Just about every professional says they want to be growing their business….they want fresh ideas; the business satisfaction of solving new problems for new people; they want to do something NEW.
When you ask whether they want new business or whether they want new clients, there is usually a delicate pause….followed by “BOTH Please“.
Are you sure that’s what you really want?
With a little more thought the conclusion is often reached that the objective is not necessarily to have more clients as such. The objective usually ends up being something like “I want a bigger presence in the market“….or…. “I want my customers to value me more and give US more of their business instead of giving some to XYZ company“….or….”I just want more revenue and/or profitability while working with about the same number of clients“.
None of those objectives need to consist of getting more clients for the practice.
It may do of course, and if that is the right way forward then thinking strategically about how you are going to approach that issue is the first step. Getting more clients is much easier if you develop a succinct objective that identifies who you are going after, and why. Virtually every professional practice has limitations on its marketing budget, available time and staff resources, and constraints on how much can be handled rapidly in the way of on-boarding new business or new clients.
To work out where to focus your energy and limited resources think about what you have in the way of products or services to begin with. Realistically assess what it is you can do, and do well. Then consider whether you are really after new clients, or just wish to do better with the clients that you have. This helps determine the real objective in growing the firm:
Once the true objective is clear determining the tactics which will be used to achieve it becomes an issue of
“which is most likely to work for us, and do we have the competency or budget to execute well?“.

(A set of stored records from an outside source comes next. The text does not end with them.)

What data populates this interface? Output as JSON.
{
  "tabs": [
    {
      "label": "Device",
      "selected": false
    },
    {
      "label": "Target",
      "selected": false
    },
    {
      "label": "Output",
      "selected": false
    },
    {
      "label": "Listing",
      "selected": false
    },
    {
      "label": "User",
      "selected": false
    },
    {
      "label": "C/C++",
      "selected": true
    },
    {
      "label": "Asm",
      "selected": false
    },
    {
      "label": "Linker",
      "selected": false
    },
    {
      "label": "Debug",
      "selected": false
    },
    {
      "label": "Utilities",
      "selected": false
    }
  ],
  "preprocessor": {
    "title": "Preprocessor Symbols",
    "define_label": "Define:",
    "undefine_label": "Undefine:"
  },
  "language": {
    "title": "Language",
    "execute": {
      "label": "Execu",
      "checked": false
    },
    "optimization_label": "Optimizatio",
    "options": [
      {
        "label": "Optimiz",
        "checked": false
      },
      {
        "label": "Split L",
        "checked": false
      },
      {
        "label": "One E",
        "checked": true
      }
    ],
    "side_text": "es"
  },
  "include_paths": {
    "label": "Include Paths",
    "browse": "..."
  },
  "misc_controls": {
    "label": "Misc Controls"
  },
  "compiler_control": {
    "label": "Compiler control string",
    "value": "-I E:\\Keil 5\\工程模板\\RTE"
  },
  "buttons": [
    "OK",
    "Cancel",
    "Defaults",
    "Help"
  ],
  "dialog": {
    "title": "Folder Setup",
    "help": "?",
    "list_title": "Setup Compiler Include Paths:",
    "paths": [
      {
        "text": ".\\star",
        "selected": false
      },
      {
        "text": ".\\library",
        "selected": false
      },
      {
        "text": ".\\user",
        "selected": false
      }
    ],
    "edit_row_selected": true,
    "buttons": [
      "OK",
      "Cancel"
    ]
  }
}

Some tactics will work well in pursuing one objective, while not being so effective when pursuing a different one. If for example you are trying to “cross-sell more to existing clients” then it makes little sense to put enormous effort into paid advertising to strangers, does it?

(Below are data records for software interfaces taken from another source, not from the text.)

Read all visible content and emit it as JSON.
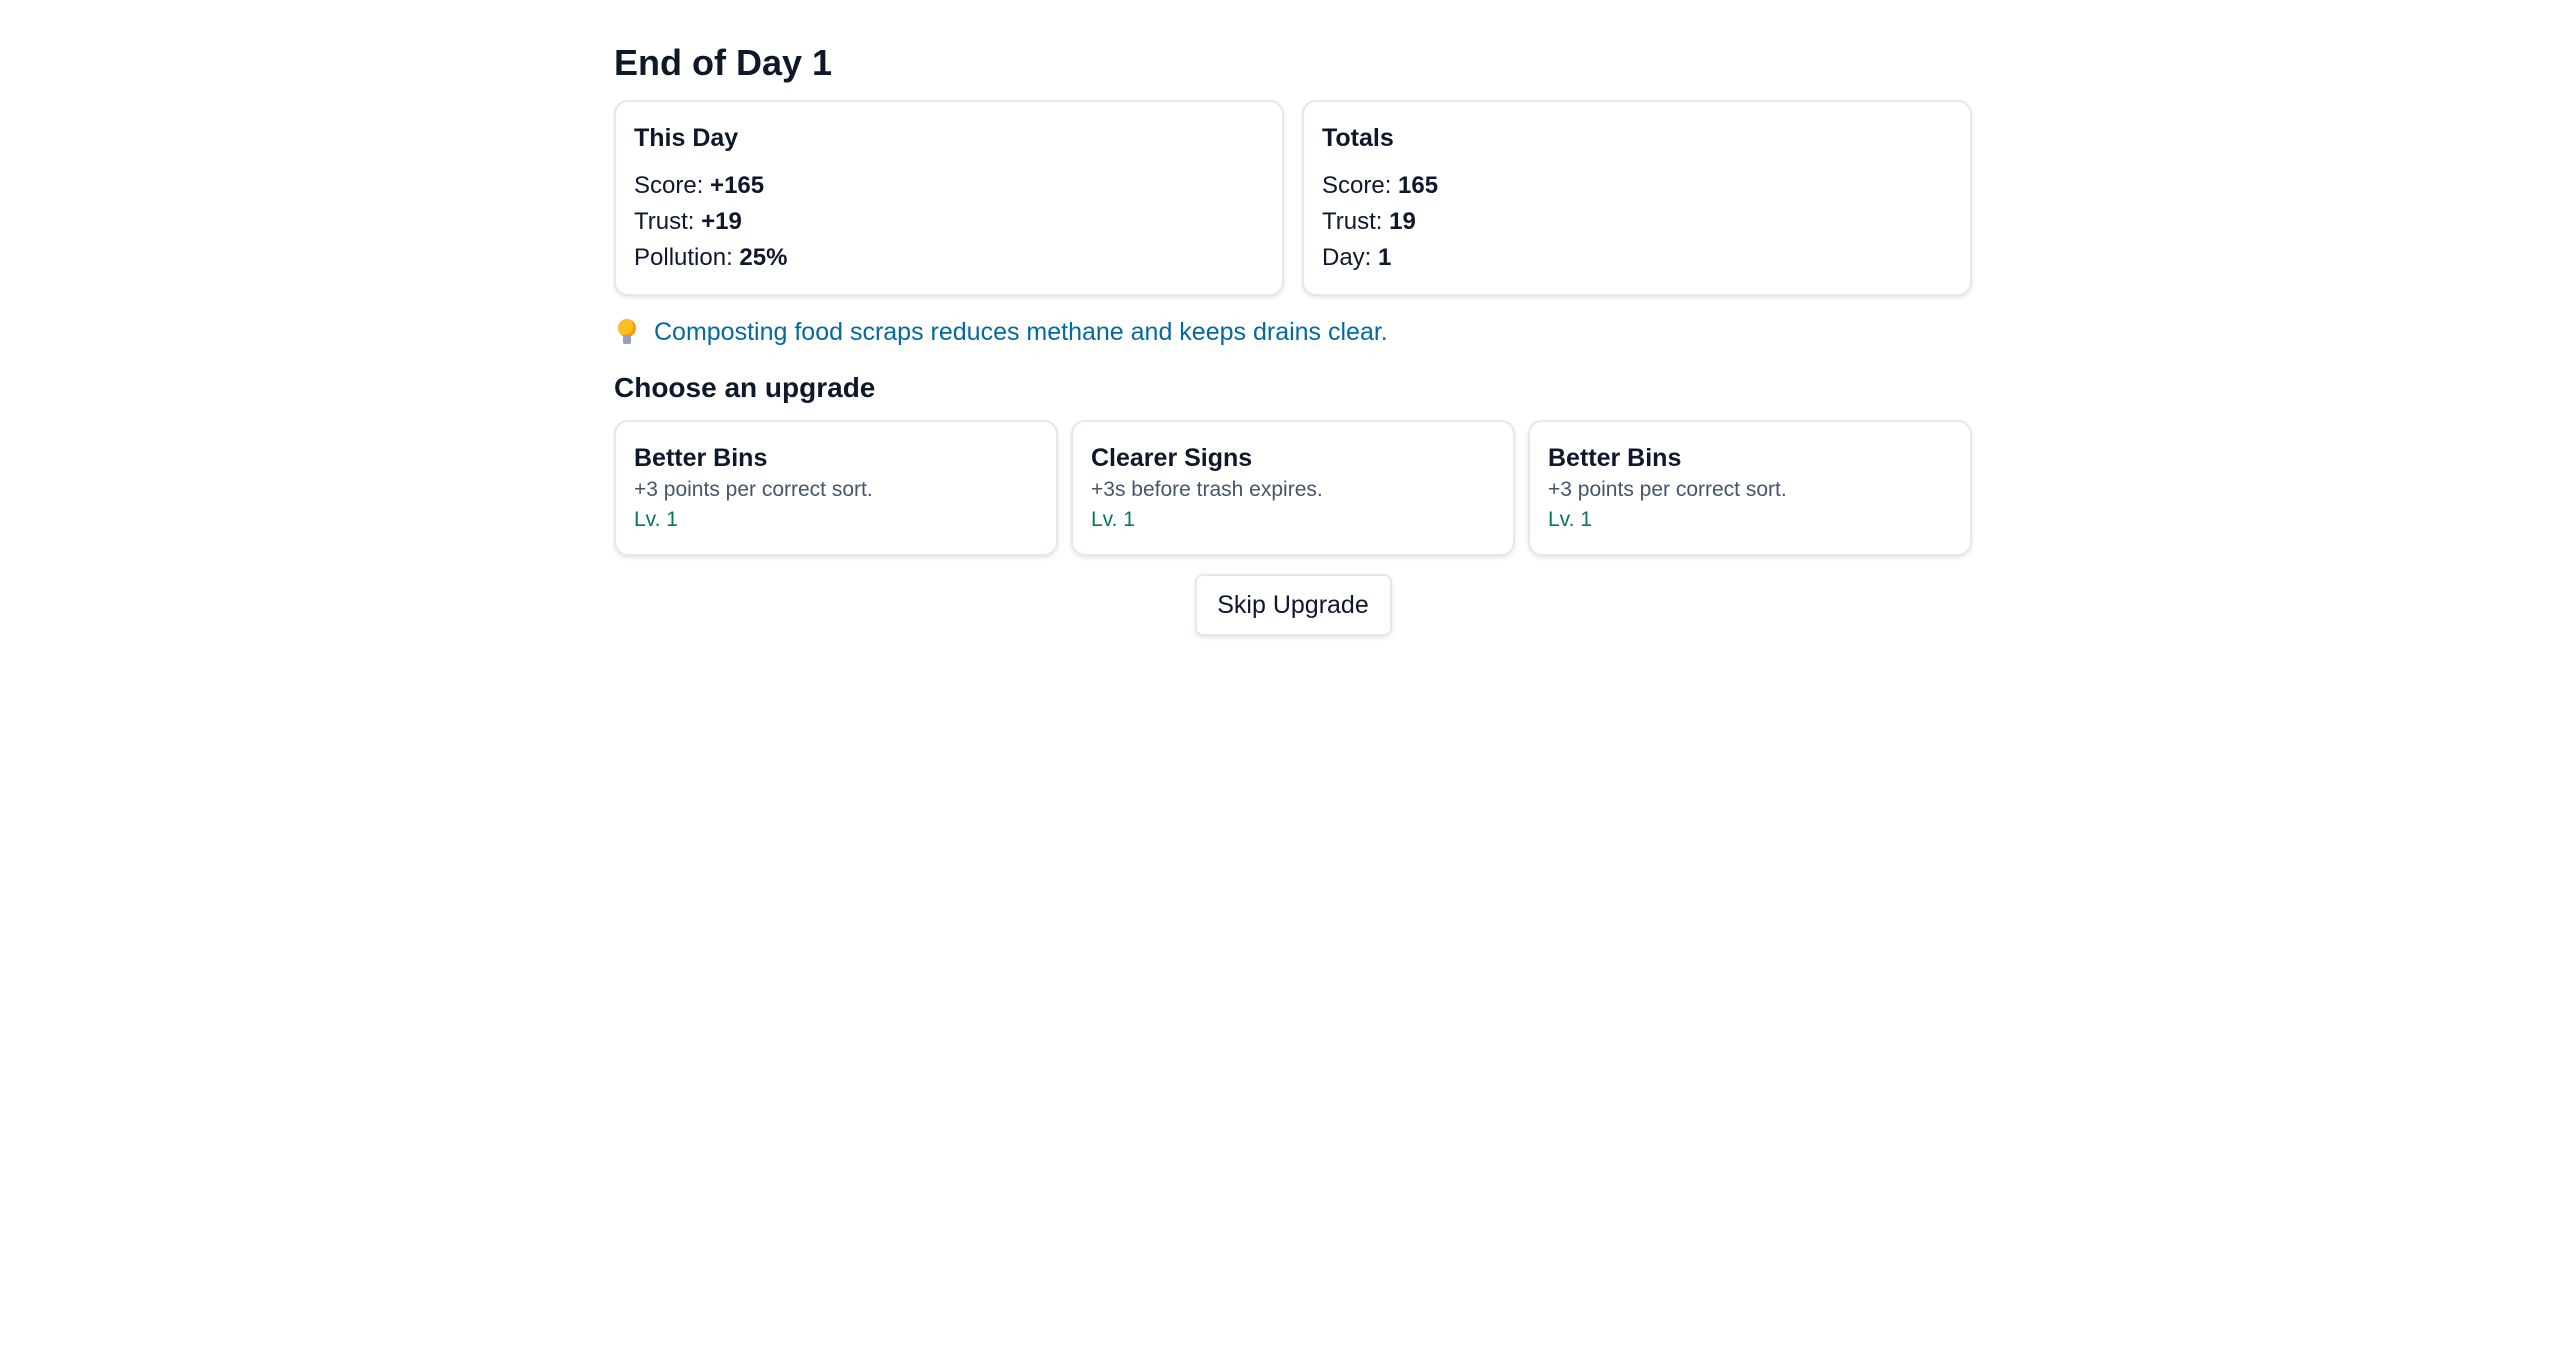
{
  "header": {
    "title": "End of Day 1"
  },
  "this_day": {
    "heading": "This Day",
    "score_label": "Score:",
    "score_value": "+165",
    "trust_label": "Trust:",
    "trust_value": "+19",
    "pollution_label": "Pollution:",
    "pollution_value": "25%"
  },
  "totals": {
    "heading": "Totals",
    "score_label": "Score:",
    "score_value": "165",
    "trust_label": "Trust:",
    "trust_value": "19",
    "day_label": "Day:",
    "day_value": "1"
  },
  "tip": {
    "icon": "lightbulb-icon",
    "text": "Composting food scraps reduces methane and keeps drains clear."
  },
  "upgrades": {
    "title": "Choose an upgrade",
    "items": [
      {
        "name": "Better Bins",
        "description": "+3 points per correct sort.",
        "level": "Lv. 1"
      },
      {
        "name": "Clearer Signs",
        "description": "+3s before trash expires.",
        "level": "Lv. 1"
      },
      {
        "name": "Better Bins",
        "description": "+3 points per correct sort.",
        "level": "Lv. 1"
      }
    ]
  },
  "actions": {
    "skip_label": "Skip Upgrade"
  },
  "colors": {
    "text": "#0f172a",
    "tip": "#0369a1",
    "level": "#047857",
    "muted": "#475569",
    "border": "#e2e8f0"
  }
}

Some examples of tactics that tend to work well in the pursuit of the different objectives are:
Grow Market Share
This is an abbreviated list of possible tactics to support any of those objectives for growing a practice of course, but working out what will work best for your firm really does begin with being really sure about what it is that you want.
Get clear about how you define “growing” before throwing effort into tactics which will achieve the wrong results….or no results.